These Vintage 1941 Photos Show Rustic Life at Jacob's Pillow, and the Star Dancers Who Saved It
This year, the Jacob’s Pillow Dance Festival in Becket, Massachusetts, is celebrating its 85th season. Over the years, some of the world’s greatest dancers of the 20th and 21st century have performed here. But without the help of two of Britain’s biggest ballet stars during World War II, the festival might not have survived at all.
Founded by modern dance pioneer Ted Shawn, the “Pillow,” as it’s come to be known, had been home to his company of Men Dancers since the early 1930s. By 1940, due in part to the outbreak of World War II, his company had disbanded, leaving Shawn deeply in debt and eager to realize his assets.
In 1941, British ballet stars Alicia Markova and Anton Dolin leased the property, with the help of benefactor Reginald Wright.

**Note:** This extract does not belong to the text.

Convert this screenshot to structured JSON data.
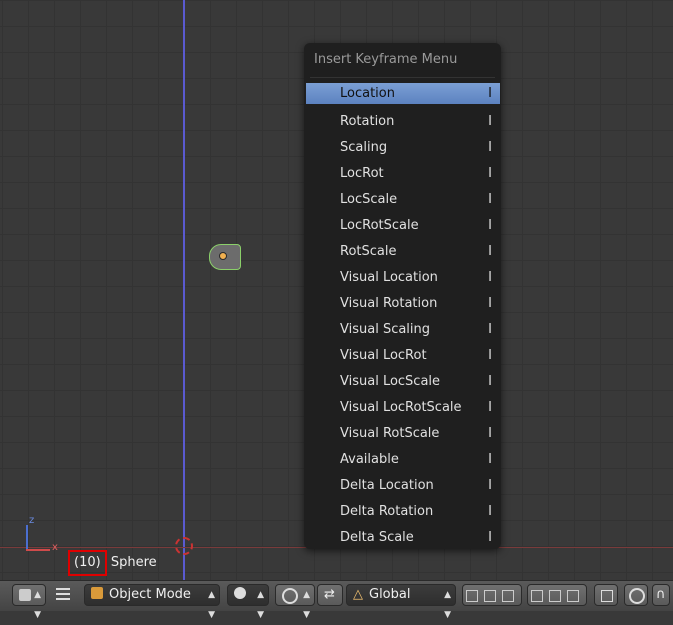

There they established The International Dance Festival, a school and summer residency for Ballet Theatre (now American Ballet Theatre). Many of the participating dancers, including Markova, had just left the Ballet Russes de Monte Carlo for Ballet Theatre, and the residency was a way of keeping them together. The dancers were not paid, so many survived on $10 a week in unemployment benefits, contributing $1.00 a day towards food and lodging.
That summer the Pillow saw some of the era’s greatest ballet stars, as well as choreographers like Agnes de Mille, Bronislava Nijinska and Antony Tudor. The event provided much needed publicity for the Pillow and following year the Jacob’s Pillow Dance Festival, under Shawn’s direction, began to flourish.

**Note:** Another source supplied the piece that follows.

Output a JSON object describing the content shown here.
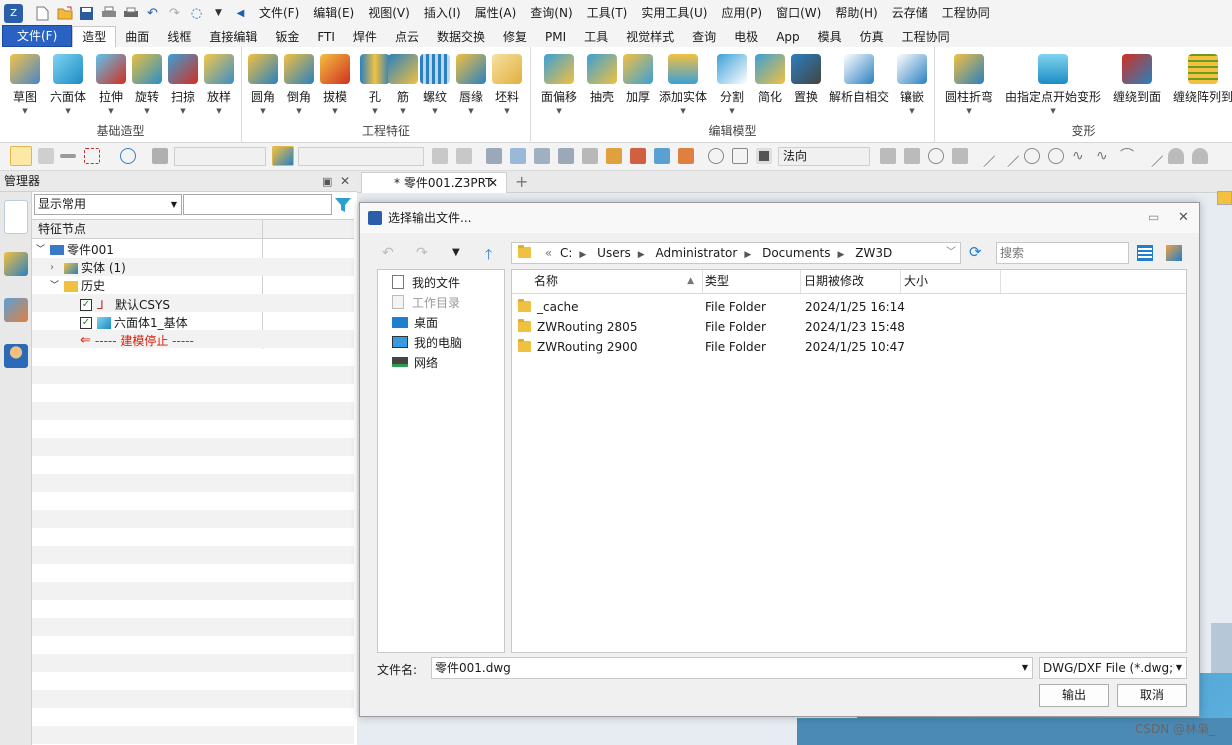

Here are some photographic gems from the Jacob’s Pillow Archives surrounding the summer of 1941.
Markova (center) with Irina Baranova and Nora Kaye. Photo by Hans Knopf, Courtesy Jacob’s Pillow Dance Festival Archives.

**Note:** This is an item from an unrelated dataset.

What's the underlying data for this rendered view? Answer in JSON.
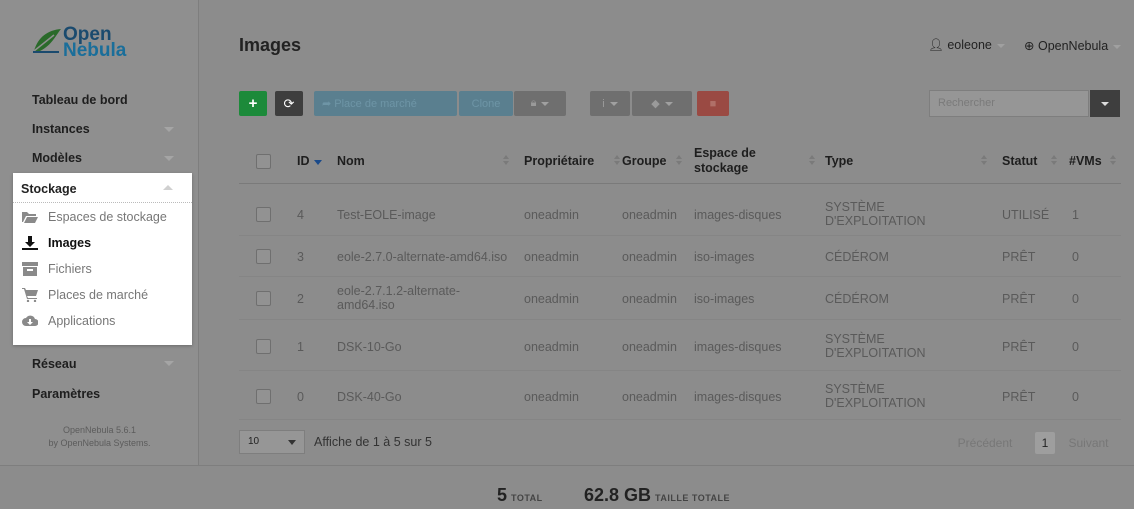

Alicia Markova (b.1910 – d.2004)
Markova was responsible for organizing all the meals at the Pillow on the tight budget of $10 a week. “The feeding of the five thousand – nearly produced nervous collapse,” Markova recalled in her memoir. Meals were eaten in the stone dining room, which is still where artists, students, staff and interns eat today.
There was no running water at the Pillow in the early 1940s – I love the thought of these glamorous ballerinas effectively “camping out” in the woods of Massachusetts. According to Markova’s biographer Tina Sutton, before coming to the Pillow Markova consulted a New York camping shop and bought a portable zip-up rubber bath, which she used in her room!
This wonderful clip shows Markova performing the Sugar Plum Fairy Variation on the outside stage in 1941.
Dolin (center) with Irina Baranova and Alicia Markova seated on the steps of the original farmhouse. Photo by Hans Knopf, Courtesy Jacob’s Pillow Dance Festival Archives.
Anton Dolin (b.1904 – d. 1983)
Dolin ran the school that summer and classes were held outside on the Tea Garden stage. Dolin later described Jacob’s Pillow as “a summer of heart-aches, bills, work, lessons, rehearsals and headaches.”
Despite wartime and gas rationing, people flocked to the festival for the weekend performances, much to Dolin’s delight.
Baranova posed in the Tea Garden. Photo by Hans Knopf, Courtesy Jacob’s Pillow Dance Festival Archives.
Irina Baronova (b.1919 – d. 2008)
One of George Balanchine’s famed “baby ballerinas,” Irina Baronova also joined the residency. She lodged at local woman, Ruth Derby’s, farmhouse – a short walk from the Pillow. This house is now owned by the festival and continues to house artists today.
Baronova recalled that “Mother Derby was quite a character – she reminded me of those cozy-looking grannies in children’s books. She fed as well and we abided by her strict rules.”
Billy Skipper (right) and Frederic Franklin hand-washing their clothes under the water pump.. Photo by Hans Knopf, Courtesy Jacob’s Pillow Dance Festival Archives.
Frederic Franklin (b. 1914 – d. 2013)
Freddie Franklin also came to visit his many friends at the Pillow that summer. This wonderful picture shows him and dancer Billy Skipper washing out their tights under the pump in the service yard!
Franklin would return to the Pillow as a performer with his long-term dance partner Alexandra Danilova in 1946, 1948 and 1952.
This wonderful clip is from their 1948 appearance. At a talk in 2006, Franklin explained that he and Danilova are not wearing the actual costumes from Gaîté Parisienne, as the Ballets Russes de Monte Carlo wouldn’t allow them to borrow them.
The archives at Jacob’s Pillow have extensive records surrounding all performances at the Pillow past and present. The catalogue can viewed here. You can also see video clips from the collection here.